“Reinventing Medicaid: State Innovations to Qualify and Pay for Patient-Centered Medical Homes Show Promising Results,” Mary Takach of the National Academy for State Health Policy (NASHP), Health Affairs, July 2011. Takach describes patient-centered medical home initiatives in seventeen states. In the medical home model of primary care, a team, led by a primary care provider, tends to the varied needs of patients and provides “whole-person, comprehensive, coordinated, and patient-centered care.” Although the initiatives are still in their infancy, “early results are encouraging,” Takach states. The Commonwealth Fund supported this research.
New York Medicaid

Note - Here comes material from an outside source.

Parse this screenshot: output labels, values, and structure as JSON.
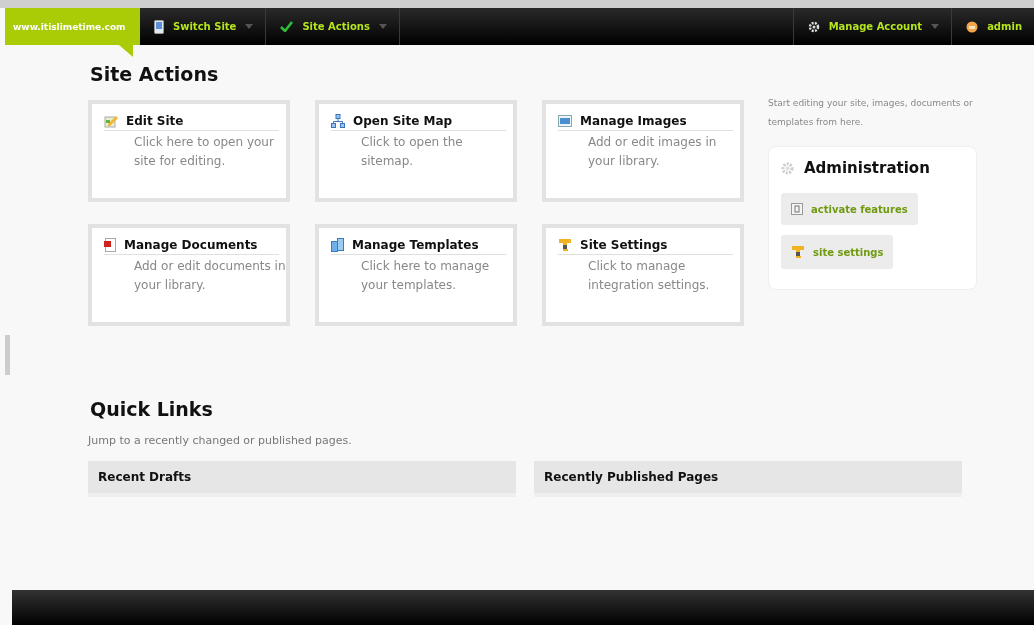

“Medicaid in New York: The Road Ahead,” Michael Birnbaum of the United Hospital Fund, April 13 presentation at the David Rogers Health Policy Colloquium, a weekly event at Weill Medical College of Cornell University. (By the way, according to the Medical Center Archives of New York Presbyterian/Weill Cornell, the late David Rogers was the first president of the RWJF and the son of the well-know psychiatrist Carl Rogers.) Included in Birnbaum’s PowerPoints was the startling statistic that spending for the elderly and disabled category of New York Medicaid beneficiary has increased by 60 percent in the 2000–2010 period. Among the United Hospital Fund’s major initiatives is its Medicaid Institute, which Birnbaum directs as part of his work at the fund.
What improvements are needed for New York Medicaid so that it can be integrated with the health insurance exchange being designed for the state (as part of federal health reform)? On May 16 the United Hospital Fund released a report exploring that topic, funded by the New York State Health Foundation. The report, by Danielle Holahan, is titled Coordinating Medicaid and the Exchange in New York. See the “Consumer Communications” section and a useful timetable of key dates in the countdown to January 2014, when various provisions of the Affordable Care Act are supposed to be up and running.
Medicaid Prescription Drug Costs
“Alabama Cuts Medicaid Drug Costs by Examining Pharmacy Receipts,” Christine Vestal on the Pew Charitable Trusts’ Stateline.org (a nonpartisan online news service), July 14. This state in the Deep South found that it pays to scrutinize pharmacy receipts, Vestal reports. The Alabama Medicaid director aimed to attack “fraudulent prices published by major drug makers.” Alabama has now come up with a new pricing method for meds paid for under Medicaid and got federal approval for it. A few months later, Oregon got approval to use the same method. Both states are sensitive to local pharmacies’ need to make a profit. Now HHS “is urging other states to add Alabama’s pricing model to their arsenals of ways to cut Medicaid costs,” the article notes.